Minchat Chinukh, apparently, understood differently. He appears to have presumed that the Torah here forbids two specific actions, rather than designating the altar for an exclusive purpose which results in a generic prohibition against using it for other purposes.
Another possible expression of this conceptual question is Minchat Chinukh’s discussion later regarding the status of an offering brought at the site of the mizbach ha-ketoret, when this altar is not present. The Gemara in Masekhet Zevachim (59a) establishes that if, for whatever reason, the mizbach ha-ketoret is moved, the incense is offered at the site where the altar normally stands, even though there is currently no altar. Minchat Chinukh writes that if the incense may be offered at that site, then it stands to reason that bringing a different offering at that site transgresses the prohibition against bringing an offering instead of the incense on the incense altar. Perhaps consistent with his questioning why the Rambam listed just one prohibition, Minchat Chinukh did not consider the possibility that this prohibition is integrally linked to the altar itself. Meaning, the prohibition is defined as misusing the mizbach ha-ketoret, and thus, by definition, this prohibition does not apply in the altar’s absence. Refusing to accept this premise, Minchat Chinukh asserted that one violates this prohibition by offering a sacrifice or pouring incense at the site of the mizbach ha-ketoret, even if it is not present.

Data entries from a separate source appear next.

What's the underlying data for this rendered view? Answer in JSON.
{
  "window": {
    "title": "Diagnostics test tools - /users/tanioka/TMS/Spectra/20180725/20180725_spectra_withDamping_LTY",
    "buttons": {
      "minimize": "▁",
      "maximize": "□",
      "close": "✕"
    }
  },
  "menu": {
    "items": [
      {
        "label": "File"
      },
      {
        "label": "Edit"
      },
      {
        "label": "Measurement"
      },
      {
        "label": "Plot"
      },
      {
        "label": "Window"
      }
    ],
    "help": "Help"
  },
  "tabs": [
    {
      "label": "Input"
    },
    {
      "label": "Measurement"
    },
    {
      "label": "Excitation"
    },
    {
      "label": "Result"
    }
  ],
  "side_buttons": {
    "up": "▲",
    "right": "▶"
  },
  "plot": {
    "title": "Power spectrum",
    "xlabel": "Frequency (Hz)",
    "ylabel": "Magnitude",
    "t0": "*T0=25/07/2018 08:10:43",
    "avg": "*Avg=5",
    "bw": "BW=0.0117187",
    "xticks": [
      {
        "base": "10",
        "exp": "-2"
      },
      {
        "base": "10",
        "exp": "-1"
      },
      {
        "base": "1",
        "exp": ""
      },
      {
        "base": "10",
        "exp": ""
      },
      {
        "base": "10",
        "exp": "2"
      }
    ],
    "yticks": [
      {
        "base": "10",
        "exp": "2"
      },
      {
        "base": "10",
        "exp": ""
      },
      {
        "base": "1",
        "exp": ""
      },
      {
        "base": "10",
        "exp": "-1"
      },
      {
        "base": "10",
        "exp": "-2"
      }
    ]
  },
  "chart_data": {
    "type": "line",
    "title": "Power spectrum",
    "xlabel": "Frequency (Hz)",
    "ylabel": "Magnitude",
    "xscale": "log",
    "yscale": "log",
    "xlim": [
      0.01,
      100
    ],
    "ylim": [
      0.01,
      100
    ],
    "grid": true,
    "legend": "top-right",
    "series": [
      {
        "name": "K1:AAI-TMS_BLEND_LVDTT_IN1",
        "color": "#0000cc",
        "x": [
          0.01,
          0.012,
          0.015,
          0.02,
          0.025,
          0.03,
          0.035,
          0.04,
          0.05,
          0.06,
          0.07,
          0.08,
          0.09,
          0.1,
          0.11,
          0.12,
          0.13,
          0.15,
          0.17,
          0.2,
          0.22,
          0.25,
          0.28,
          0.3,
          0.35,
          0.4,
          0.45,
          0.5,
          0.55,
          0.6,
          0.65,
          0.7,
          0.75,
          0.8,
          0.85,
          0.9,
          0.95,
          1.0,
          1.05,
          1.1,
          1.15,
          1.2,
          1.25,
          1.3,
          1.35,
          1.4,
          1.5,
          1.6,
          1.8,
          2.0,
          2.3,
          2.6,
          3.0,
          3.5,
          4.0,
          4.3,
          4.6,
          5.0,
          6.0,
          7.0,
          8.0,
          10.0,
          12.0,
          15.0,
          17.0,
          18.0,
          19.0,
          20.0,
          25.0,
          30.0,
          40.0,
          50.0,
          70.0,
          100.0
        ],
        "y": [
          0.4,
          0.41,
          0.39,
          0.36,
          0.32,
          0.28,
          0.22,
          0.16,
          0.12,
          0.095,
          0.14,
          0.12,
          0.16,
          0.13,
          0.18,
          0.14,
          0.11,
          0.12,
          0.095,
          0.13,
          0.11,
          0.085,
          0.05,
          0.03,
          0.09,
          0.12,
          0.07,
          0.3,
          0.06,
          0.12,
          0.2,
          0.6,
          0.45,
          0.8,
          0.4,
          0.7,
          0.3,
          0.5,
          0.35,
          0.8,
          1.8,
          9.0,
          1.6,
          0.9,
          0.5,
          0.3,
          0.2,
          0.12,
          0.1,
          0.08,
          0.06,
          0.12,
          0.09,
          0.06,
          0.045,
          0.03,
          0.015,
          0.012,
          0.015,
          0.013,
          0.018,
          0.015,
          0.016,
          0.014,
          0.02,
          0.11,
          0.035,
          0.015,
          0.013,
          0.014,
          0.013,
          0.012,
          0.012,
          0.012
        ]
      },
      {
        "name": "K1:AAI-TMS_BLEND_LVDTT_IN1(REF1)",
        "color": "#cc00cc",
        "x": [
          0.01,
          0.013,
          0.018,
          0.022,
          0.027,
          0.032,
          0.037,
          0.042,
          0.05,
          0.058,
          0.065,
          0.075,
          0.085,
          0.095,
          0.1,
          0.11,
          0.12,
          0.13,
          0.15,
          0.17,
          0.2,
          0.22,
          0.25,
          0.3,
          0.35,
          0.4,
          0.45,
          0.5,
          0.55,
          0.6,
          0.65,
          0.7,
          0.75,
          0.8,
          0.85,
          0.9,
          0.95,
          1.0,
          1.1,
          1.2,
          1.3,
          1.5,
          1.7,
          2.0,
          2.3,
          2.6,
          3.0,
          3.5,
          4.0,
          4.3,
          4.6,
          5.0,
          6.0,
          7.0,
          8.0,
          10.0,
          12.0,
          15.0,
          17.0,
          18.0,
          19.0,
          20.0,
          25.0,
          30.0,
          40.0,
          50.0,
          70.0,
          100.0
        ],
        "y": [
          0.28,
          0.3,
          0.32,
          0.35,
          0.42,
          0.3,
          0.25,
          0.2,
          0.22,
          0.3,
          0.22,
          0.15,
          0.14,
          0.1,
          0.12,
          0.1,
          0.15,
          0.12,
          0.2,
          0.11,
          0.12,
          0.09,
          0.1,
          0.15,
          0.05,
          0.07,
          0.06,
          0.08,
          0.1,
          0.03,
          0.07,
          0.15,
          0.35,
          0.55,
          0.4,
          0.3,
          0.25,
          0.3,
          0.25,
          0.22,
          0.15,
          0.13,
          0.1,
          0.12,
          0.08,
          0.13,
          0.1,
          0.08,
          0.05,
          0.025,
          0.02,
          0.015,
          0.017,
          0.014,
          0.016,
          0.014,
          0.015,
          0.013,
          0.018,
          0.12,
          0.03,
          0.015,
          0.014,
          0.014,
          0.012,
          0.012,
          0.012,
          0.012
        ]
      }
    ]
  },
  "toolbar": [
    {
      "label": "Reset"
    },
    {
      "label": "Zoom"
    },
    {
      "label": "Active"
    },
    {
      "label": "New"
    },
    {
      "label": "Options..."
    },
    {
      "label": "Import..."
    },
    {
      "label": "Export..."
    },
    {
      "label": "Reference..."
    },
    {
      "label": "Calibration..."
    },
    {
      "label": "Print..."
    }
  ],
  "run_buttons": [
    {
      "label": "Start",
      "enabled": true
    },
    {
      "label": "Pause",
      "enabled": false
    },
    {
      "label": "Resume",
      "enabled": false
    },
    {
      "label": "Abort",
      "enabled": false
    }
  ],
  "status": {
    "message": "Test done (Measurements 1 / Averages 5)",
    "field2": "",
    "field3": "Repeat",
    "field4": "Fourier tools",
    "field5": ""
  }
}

Minchat Chinukh similarly raises the question as to whether one violates this prohibition by sprinkling sacrificial blood on the mizbach ha-ketoret. (Sacrificial blood is to be sprinkled only on the other altar, which stood in the courtyard outside the Mikdash, the only exception being on Yom Kippur, when the blood of the special atonement sacrifices was sprinkled on the mizbach ha-ketoret, as the Torah briefly mentions here in Parashat Tetzaveh – 30:10.) The Torah mentions only the offering of a sacrifice, and the pouring of libations, prompting Minchat Chinukh to question the Sefer Ha-chinukh’s comment that one violates this prohibition even by sprinkling sacrificial blood on the mizbach ha-ketoret – something which is not mentioned here by the Torah. Once again, Minchat Chinukh did not consider the possibility that the Torah here simply establishes the incense offering as the exclusive function of this altar, thus resulting in a generic prohibition against using it for any other ritual purpose. This appears to have been the perspective of the Sefer Ha-chinukh, and so he applied this prohibition even to rituals which were not specified by the Torah, as the Torah here issues a single, generic command forbidding using the incense altar for a different purpose than the one for which it is made.